Overconsumption of fat and sugar is also bad for our eyes. Studies have found that people who eat a diet high in red meat, processed meat, fried food, refined grains, and high-fat dairy are more likely to suffer from macular degeneration. Such a diet can also increase the risk of diabetes, which if left untreated can cause diabetic retinopathy. Both conditions can lead to permanent vision loss. Cutting down on fat and sugar could prevent, or at the very least delay, these conditions.

It’s worth also making sure that your diet contains foods that are good for eye health, as these foods can help keep our vision sharp and ward of eye diseases. Foods containing high amounts of omega-3 such as walnuts, flax seeds, and fish are great for our eyes. Vitamin A meanwhile is another vital nutrient – this is found in eggs, cod liver oil, and spinach. Carrots are also rich in vitamin A and are excellent for eye health (they may not necessarily make you see in the dark, but could make your vision stronger).  

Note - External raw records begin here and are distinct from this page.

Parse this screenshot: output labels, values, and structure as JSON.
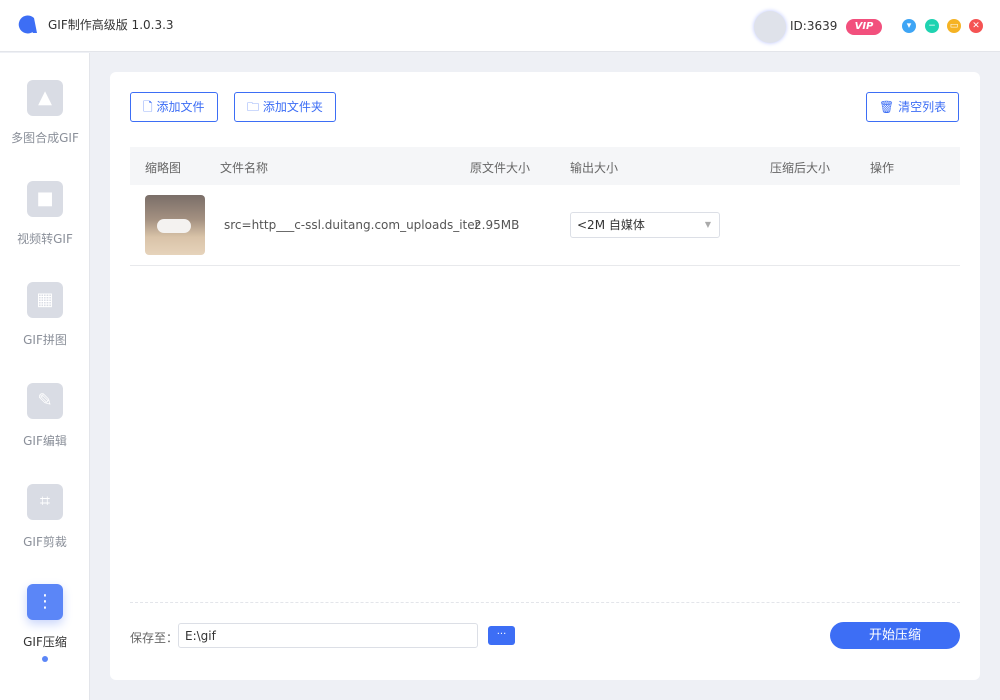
{
  "app": {
    "title": "GIF制作高级版 1.0.3.3",
    "user_id": "ID:3639",
    "vip": "VIP"
  },
  "window_controls": {
    "menu": "▾",
    "minimize": "−",
    "maximize": "▭",
    "close": "✕"
  },
  "sidebar": {
    "items": [
      {
        "label": "多图合成GIF",
        "icon": "▲"
      },
      {
        "label": "视频转GIF",
        "icon": "■"
      },
      {
        "label": "GIF拼图",
        "icon": "▦"
      },
      {
        "label": "GIF编辑",
        "icon": "✎"
      },
      {
        "label": "GIF剪裁",
        "icon": "⌗"
      },
      {
        "label": "GIF压缩",
        "icon": "⋮"
      }
    ]
  },
  "toolbar": {
    "add_file": "添加文件",
    "add_folder": "添加文件夹",
    "clear_list": "清空列表"
  },
  "table": {
    "headers": [
      "缩略图",
      "文件名称",
      "原文件大小",
      "输出大小",
      "压缩后大小",
      "操作"
    ],
    "rows": [
      {
        "name": "src=http___c-ssl.duitang.com_uploads_iter",
        "size": "2.95MB",
        "output": "<2M 自媒体",
        "compressed": ""
      }
    ]
  },
  "footer": {
    "save_label": "保存至：",
    "path": "E:\\gif",
    "browse": "···",
    "start": "开始压缩"
  },
  "colors": {
    "accent": "#3d6ef5",
    "vip": "#f2507d"
  }
}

What else can affect our sight…

Exposure to unhealthy sources of light is the biggest cause of vision loss. Prolonged exposure to sunlight can increase the risk of cataracts, while prolonged exposure to blue light is strongly believed to cause retina damage. By wearing shades on a sunny day and using software/apps to reduce blue light, you can minimize any damage to your eyes. Prescription glasses can restore vision in many instances – if you need glasses, you can shop for pairs at sites like https://www.eyeglasses.com/. Contact lenses and laser eye treatment may be other options to consider.

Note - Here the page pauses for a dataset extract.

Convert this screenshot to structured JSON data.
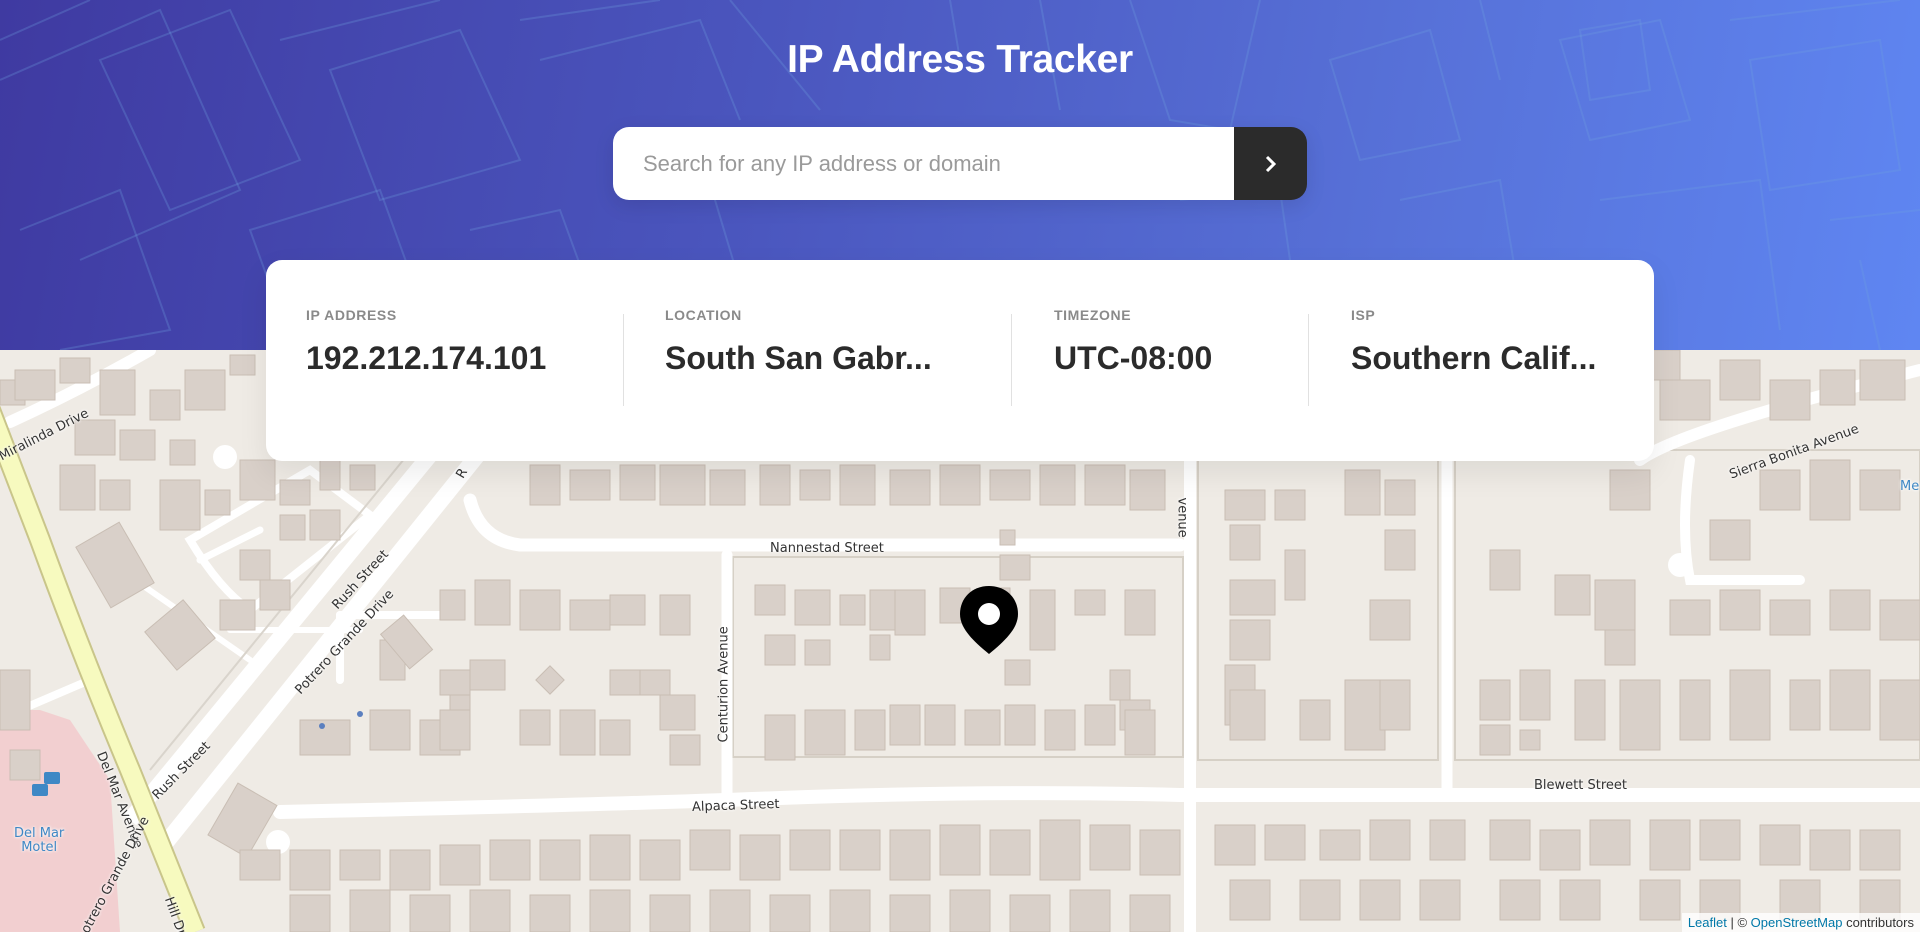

Our diet can also have an impact on our hearing. The negative effects have been observed mainly in children: a study into nutrition and hearing found that malnourished kids were twice as likely to develop hearing loss as young adults than well-nourished kids.  

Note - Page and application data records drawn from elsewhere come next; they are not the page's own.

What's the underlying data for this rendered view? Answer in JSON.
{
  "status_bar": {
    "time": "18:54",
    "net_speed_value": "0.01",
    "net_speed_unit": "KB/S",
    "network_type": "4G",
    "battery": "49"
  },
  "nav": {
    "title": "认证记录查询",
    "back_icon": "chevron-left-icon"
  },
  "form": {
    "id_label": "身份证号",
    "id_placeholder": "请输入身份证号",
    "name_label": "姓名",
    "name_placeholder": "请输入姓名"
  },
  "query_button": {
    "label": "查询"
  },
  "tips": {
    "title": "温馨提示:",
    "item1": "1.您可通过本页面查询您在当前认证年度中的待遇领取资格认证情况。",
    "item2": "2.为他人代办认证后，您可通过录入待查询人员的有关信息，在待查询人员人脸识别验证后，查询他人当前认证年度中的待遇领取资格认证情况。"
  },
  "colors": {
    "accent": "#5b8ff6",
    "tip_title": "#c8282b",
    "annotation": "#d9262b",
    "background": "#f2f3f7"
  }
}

The nutrients that are important for hearing include zinc, magnesium, and folic acid. Dark leafy greens such as spinach are a rich source of all three of these nutrients. Other foods that are good for our ears include mushrooms, cashews, almonds, dark chocolate, and broccoli.

What else can affect our hearing…

Premature hearing loss is commonly triggered by exposure to loud noise. When in loud environments, it’s worth always wearing ear protection such as earplugs to protect your ears from damage (this could include musical concerts or motorsports events). Other causes of hearing loss may include infections and ear wax build-up – most of which is temporary and can be treated by taking antibiotics or having your ears professionally cleaned. A hearing aid is recommended for those with permanent hearing loss – you can learn more about hearing aids at sites like https://www.healthyhearing.com/. Hearing aids are also available for people that suffer from tinnitus (a condition that causes people to hear sounds that aren’t there such as ringing and buzzing).



A poor diet may even lead to loss of touch. A condition known as neuropathy can result in numbness in the hands and feet. It can develop as a symptom of diabetes (brought on by consuming too much fat and sugar) or by years of heavy drinking. By cutting down on fat and sugar and by drinking alcohol in moderation, you can reduce the chance of developing these types of neuropathy.

You may also be able to prevent loss of touch by making sure that you’re getting your fix of certain nutrients. Leafy greens are good for the nerves due to high levels of vitamin B, vitamin C, vitamin E, and magnesium. It’s also important to get your fix of calcium as a deficiency can cause neuropathy in certain cases – dairy, fish, and soya are good sources of calcium.

What else can affect our sense of touch…

Beyond a poor diet, loss of touch may occur as a result of injuries such as cuts and burns. For instance, burning your hand on an oven tray could be enough to damage nerves and lose some feeling. A number of diseases such as multiple sclerosis and decompression sickness can also cause loss of touch. If you notice that you have lost your sense of touch in a particular area of your body, it’s worth talking to a doctor to diagnose the problem. You can read up on more causes of neuropathy here at https://www.mayoclinic.org